A Wikipedia page titled: Coin Cancer. Lisa’s eyes grew and she slipped in the tub, kicking my crotch with her heel. She stopped using cash after that.
Sure enough. On the floor, scattered between barely burnt cigarettes are little lumps of wax. Lisa stands and opens her fridge. She extracts a cardboard box and opens it to reveal three long stick candles. She takes a candle and runs a fingernail down its smooth surface, scratches a canyon into its flesh until the space between her finger and her nail is packed with wax.
Then she lifts the stick to her lips. I wince. She takes a sharp bite from the top. Chews. I imagine the wax gluing itself to her teeth, rolling into balls on her tongue. She swallows and takes another bite. I watch her finish the entire stick. Then she reaches into her mouth, pinches her fingers, and slowly extracts the wick, a long string, from her lips like a magician pulling a scarf from his sleeve. She ties the string in in a knot and slips it onto her wrist.
It’s so the hospital folk know how many I’ve eaten, she explains.
When my mother died, a suicide, at age 60, Lisa begged to have her cremated against her wishes.
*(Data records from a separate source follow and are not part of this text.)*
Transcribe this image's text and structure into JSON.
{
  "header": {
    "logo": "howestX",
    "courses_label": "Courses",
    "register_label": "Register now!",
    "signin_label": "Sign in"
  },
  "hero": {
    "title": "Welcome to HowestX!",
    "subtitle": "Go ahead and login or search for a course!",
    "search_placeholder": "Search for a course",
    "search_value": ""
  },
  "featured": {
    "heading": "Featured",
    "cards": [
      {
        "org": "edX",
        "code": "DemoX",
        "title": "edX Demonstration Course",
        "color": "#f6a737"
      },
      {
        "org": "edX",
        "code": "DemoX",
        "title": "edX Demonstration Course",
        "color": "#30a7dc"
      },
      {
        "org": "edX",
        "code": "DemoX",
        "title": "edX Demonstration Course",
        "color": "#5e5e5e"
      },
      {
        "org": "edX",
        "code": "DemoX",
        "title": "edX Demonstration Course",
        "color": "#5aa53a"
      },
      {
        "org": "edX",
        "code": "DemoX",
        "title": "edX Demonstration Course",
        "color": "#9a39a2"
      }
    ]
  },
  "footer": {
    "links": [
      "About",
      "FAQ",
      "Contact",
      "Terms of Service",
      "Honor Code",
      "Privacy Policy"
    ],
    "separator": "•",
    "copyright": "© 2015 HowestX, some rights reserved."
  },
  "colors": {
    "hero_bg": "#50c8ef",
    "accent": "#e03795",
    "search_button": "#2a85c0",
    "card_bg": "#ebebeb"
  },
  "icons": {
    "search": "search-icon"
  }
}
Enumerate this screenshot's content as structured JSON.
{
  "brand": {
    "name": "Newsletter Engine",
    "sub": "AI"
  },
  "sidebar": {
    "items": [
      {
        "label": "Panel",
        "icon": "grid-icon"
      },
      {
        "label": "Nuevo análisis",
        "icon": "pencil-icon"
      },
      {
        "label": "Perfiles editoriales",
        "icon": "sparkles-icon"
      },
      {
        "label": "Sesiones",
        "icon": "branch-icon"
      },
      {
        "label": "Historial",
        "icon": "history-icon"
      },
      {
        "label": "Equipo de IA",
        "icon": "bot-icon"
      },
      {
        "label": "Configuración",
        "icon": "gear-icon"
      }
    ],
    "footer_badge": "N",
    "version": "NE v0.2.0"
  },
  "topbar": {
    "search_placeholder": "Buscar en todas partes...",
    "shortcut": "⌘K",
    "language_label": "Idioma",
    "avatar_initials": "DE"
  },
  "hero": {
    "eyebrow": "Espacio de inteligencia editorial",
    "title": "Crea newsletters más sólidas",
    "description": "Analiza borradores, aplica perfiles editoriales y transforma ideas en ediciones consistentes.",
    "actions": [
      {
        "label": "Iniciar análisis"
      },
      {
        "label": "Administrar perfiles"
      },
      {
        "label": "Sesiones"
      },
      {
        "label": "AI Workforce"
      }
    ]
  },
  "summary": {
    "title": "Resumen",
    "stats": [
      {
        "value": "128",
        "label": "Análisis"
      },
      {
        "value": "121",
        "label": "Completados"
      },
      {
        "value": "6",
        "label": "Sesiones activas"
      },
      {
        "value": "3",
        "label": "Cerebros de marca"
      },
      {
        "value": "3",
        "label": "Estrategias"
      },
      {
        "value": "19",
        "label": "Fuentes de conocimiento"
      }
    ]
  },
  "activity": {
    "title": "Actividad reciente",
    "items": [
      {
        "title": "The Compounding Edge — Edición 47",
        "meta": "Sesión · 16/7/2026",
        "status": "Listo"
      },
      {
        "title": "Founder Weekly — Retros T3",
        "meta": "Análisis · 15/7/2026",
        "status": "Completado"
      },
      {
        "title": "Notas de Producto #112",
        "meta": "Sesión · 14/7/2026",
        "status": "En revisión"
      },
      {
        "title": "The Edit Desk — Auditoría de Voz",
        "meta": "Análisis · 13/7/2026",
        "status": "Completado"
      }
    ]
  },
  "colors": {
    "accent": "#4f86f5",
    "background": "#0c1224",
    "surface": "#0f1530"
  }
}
I eventually agreed to pretend I didn’t know she always wanted to be buried. We received the ashes in two identical urns, one for my sister and the other for me. I kept mine on the mantel. Lisa ate hers for dinner.
And now my sister sits in her living room, perched on a couch so sagging it smiles, and she bites into candles like chocolate bars, savouring the flavour of Fresh Linen or Summer Breeze.
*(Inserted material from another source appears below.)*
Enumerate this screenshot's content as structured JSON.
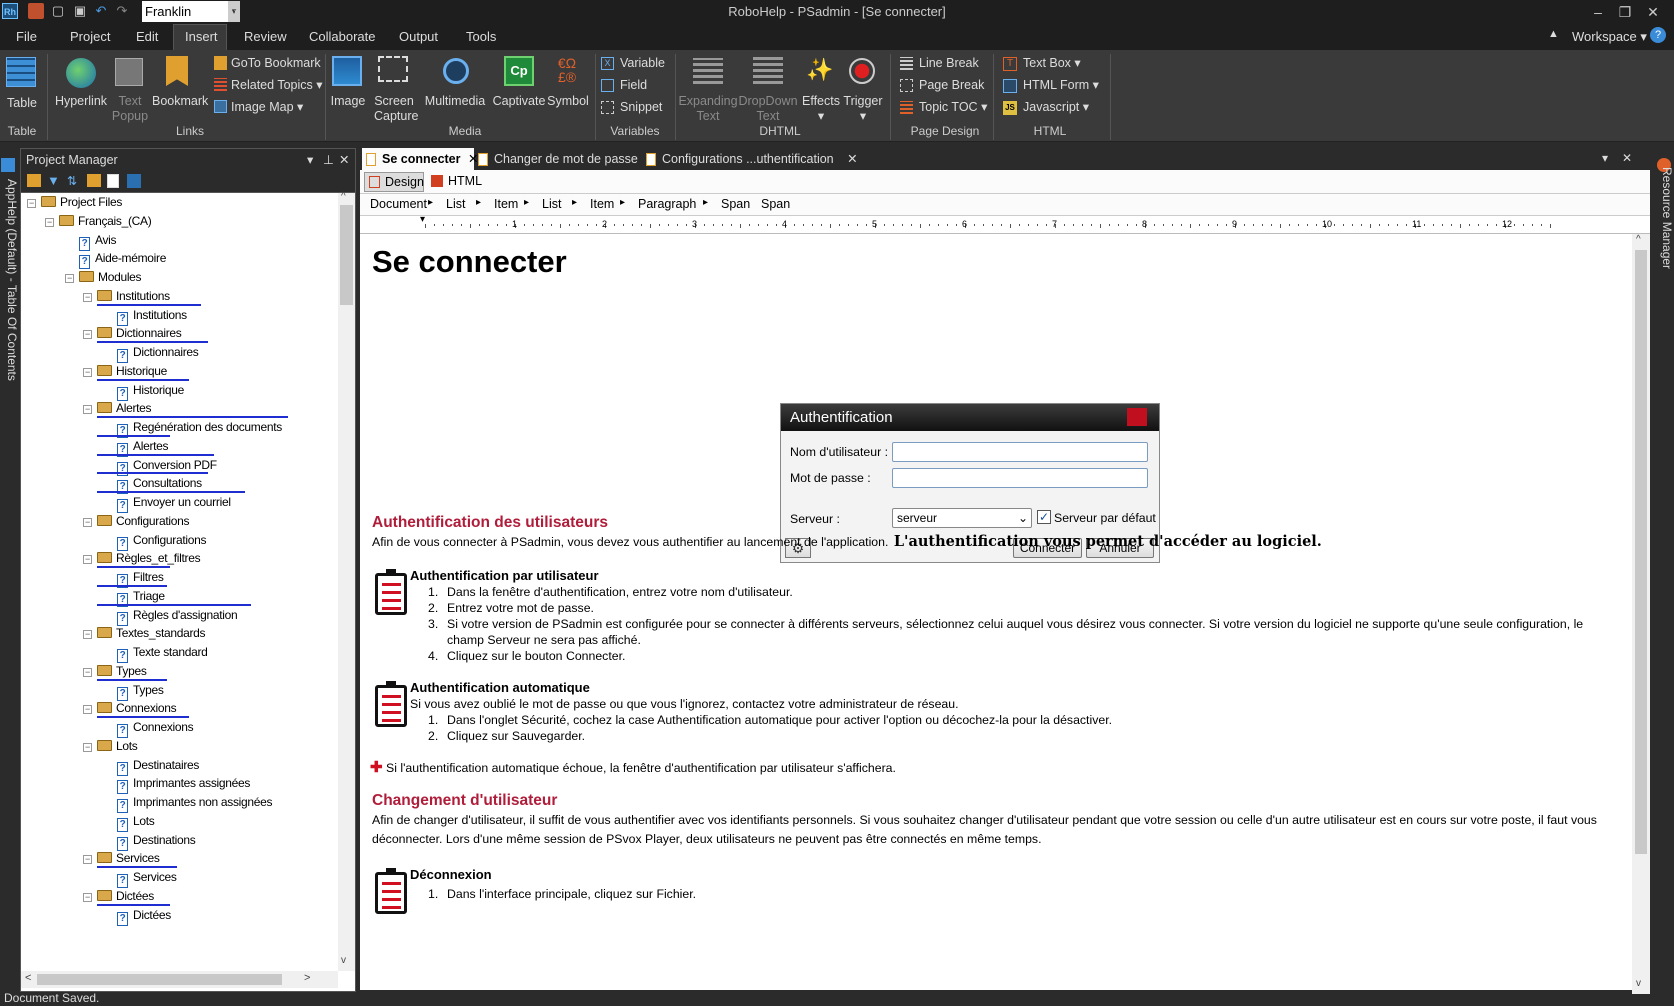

Her husband died in a mine blast last month, and I know she will eat candles until the wax fills her insides and becomes her. Until her body becomes a statue fit for a Vegas museum. I take my phone and type up a Wikipedia page titled: Dangers of Wax Ingestion.
I found her writhing on the carpet, clutching her stomach, groaning bovine. Her lips looked rotten with black and she was drooling dark bubbles like something possessed. What happened? I asked. What’s wrong?
Lisa, nearly unconscious, I ate Mum.
There was already a Wikipedia page for that.
Aha! I got it!
I click publish and look up from the screen to investigate the source of Lisa’s glee. But before I can stop her, she sets her wedding ring on her tongue, closes her lips, and swallows.